Stuart William Holmes
Stuart William Holmes left school at the age of fifteen and found himself interested in pursuing a military career. The British military would only take a recruit once they were seventeen and a half so, biding his time, he joined as soon as he was of age. Learning to fly, he frequently flew over the Korean, Chinese, and Japanese coastlines to assessing the weather. As he explains, his experience in basic training as well as his instruction in flight school varied depending on his instructors. One such experience involved a lack of training in how to taxi which culminated in crashing into another aircraft. Having stationed with Americans as well as Australians, Stuart William Holmes describes the unique situation of watching Americans drink tea while Australians drank coffee in response to their own opinions on the decency of the beverages available. Finally, he explains his lack of fear during his flights. He attributes this to the hubris of youth; he felt then that no one would dare attack the Great British Empire.
Never Taxi'd Aircraft On My Own
Stuart William Holmes describes his flight training during the Korean War. He explains that his initial flight instructor did not provide adequate instruction, leaving Stuart Holmes feeling ill equipped to handle the taxi in-and-out procedures. This resulted in an accident when he crashed his plane into another as he tried to taxi after a flight.
Heard of Them But Didn't Know Much About Them
Stuart William Holmes describes going to breakfast with American and Australian soldiers. He describes his incredulity at observing American soldiers drinking tea and Australian soldiers drinking coffee, when he had assumed the choices would have been switched. Both sides confess that they found the coffee/tea offered as weak imitations of what their country offered and so opted for the opposite preference.
No One Would Dare Attack The Great British Empire

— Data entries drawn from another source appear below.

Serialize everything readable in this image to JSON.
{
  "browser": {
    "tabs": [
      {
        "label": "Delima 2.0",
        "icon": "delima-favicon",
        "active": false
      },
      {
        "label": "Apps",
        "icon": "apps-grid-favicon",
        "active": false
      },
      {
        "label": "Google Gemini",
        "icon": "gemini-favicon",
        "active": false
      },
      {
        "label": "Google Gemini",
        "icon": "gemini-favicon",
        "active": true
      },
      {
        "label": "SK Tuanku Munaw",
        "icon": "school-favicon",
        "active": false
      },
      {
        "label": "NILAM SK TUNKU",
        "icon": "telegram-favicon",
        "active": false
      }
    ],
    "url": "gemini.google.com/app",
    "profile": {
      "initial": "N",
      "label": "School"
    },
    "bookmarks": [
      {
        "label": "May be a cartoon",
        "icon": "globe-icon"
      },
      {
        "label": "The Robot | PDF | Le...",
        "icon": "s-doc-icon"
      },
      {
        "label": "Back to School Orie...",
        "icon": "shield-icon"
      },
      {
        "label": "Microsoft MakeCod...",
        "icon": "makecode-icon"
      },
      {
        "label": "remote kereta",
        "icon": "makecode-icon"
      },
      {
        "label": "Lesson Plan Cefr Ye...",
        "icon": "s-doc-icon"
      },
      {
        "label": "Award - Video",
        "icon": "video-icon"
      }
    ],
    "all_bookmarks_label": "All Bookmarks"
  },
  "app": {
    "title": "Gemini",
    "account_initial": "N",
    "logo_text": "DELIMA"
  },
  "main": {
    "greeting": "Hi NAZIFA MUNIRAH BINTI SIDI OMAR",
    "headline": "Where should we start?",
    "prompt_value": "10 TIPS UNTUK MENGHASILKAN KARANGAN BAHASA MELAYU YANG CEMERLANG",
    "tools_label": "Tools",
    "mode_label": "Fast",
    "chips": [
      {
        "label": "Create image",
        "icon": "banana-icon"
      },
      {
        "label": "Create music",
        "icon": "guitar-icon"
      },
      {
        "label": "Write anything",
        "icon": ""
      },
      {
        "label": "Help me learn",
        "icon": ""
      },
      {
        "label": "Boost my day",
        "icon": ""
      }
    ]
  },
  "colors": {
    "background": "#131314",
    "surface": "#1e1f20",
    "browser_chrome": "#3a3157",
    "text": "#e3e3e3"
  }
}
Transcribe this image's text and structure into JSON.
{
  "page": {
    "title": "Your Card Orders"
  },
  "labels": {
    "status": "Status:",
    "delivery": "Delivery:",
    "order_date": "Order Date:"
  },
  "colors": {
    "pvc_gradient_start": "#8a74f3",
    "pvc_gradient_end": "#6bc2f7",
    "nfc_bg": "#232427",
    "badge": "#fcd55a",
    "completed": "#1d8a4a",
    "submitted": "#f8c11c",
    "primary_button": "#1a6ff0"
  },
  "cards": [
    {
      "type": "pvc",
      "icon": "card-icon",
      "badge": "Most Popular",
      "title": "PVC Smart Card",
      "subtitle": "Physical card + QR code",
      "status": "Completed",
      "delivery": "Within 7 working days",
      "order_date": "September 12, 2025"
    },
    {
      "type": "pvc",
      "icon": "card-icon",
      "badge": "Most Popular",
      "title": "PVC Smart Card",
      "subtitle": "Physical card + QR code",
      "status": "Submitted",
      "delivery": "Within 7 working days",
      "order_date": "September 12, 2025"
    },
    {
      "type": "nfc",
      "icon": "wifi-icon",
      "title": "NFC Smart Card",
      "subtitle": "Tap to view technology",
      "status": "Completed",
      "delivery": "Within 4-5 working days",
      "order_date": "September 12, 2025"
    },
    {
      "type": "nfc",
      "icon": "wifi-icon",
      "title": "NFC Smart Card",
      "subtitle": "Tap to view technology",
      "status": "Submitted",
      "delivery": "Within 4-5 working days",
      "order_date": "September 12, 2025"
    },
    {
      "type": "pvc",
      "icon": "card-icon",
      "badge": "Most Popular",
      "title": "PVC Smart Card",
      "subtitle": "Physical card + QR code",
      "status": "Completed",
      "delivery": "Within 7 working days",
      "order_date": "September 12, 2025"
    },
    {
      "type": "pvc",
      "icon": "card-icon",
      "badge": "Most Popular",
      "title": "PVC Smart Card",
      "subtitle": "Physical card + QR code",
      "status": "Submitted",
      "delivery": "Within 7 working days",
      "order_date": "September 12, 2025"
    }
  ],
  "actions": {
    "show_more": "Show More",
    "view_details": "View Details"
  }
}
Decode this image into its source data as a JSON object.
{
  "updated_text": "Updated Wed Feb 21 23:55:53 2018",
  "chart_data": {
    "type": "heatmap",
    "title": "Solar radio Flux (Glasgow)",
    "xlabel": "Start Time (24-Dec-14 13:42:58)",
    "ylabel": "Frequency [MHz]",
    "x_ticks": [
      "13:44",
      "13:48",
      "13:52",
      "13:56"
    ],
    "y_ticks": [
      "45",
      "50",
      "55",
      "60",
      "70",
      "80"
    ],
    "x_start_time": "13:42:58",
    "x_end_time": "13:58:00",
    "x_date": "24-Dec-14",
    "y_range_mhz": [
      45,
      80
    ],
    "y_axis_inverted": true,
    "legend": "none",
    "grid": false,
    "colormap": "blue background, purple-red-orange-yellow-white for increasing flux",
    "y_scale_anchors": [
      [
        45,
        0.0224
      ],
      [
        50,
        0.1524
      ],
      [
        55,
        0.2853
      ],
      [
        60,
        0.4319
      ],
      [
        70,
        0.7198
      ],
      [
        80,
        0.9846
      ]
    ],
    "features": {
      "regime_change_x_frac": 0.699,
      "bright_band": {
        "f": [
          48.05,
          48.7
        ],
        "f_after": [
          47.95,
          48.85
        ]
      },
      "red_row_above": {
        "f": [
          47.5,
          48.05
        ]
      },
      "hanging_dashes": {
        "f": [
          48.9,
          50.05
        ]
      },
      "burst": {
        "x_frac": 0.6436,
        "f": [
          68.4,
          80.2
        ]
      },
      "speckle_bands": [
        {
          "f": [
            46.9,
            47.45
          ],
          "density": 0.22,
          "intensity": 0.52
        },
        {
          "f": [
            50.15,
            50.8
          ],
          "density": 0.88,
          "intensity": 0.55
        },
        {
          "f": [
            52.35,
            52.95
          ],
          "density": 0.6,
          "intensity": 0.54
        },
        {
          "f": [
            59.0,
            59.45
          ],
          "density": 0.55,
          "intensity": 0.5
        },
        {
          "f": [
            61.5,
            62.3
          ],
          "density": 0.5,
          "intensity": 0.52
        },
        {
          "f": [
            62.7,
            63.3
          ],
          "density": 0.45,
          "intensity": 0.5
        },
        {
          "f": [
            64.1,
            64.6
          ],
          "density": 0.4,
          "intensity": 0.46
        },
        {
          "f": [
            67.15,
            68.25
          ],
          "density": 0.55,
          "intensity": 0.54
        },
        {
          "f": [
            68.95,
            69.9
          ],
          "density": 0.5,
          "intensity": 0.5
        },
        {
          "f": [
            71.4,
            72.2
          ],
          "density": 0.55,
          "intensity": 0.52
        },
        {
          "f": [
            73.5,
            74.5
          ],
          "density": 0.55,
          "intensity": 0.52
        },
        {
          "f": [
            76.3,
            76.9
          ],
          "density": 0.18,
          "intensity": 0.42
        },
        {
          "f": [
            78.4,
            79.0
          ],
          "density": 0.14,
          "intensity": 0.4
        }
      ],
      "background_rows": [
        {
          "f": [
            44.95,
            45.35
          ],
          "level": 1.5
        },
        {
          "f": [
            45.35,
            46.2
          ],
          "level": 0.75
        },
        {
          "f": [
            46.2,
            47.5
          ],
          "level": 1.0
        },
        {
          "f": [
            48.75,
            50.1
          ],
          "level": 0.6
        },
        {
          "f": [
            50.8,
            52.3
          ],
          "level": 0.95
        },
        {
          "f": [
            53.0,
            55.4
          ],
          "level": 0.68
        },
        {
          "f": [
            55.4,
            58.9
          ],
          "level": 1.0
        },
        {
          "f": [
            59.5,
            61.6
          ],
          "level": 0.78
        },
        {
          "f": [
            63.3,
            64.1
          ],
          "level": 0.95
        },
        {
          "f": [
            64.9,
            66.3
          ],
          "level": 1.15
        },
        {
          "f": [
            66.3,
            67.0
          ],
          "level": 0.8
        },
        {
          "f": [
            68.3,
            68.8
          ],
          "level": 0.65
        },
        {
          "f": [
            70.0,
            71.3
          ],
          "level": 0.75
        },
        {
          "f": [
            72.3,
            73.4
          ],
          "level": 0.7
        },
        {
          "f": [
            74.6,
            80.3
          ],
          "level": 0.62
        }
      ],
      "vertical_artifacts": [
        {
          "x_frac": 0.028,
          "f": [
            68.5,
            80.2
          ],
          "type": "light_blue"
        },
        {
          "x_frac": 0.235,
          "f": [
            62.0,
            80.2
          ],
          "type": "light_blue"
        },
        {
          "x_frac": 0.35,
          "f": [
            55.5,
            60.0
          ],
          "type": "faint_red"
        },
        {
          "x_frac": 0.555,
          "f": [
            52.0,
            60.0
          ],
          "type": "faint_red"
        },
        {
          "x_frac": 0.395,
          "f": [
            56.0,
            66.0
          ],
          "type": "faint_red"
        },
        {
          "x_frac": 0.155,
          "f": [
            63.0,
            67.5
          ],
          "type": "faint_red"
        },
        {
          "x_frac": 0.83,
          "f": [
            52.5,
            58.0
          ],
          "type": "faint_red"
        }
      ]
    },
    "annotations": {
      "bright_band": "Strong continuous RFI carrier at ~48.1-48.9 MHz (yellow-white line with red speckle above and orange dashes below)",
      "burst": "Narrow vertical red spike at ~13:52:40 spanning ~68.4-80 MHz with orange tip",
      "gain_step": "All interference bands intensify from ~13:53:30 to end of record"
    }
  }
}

Stuart William Holmes describes flying at night over the coasts of Korea, Japan, and China. He explains that he rarely felt scared, which he attributes to the hubris of youth. He elaborates that occasionally it would be reported that someone was following them which gave him a 'twitch' but otherwise, he felt no fear.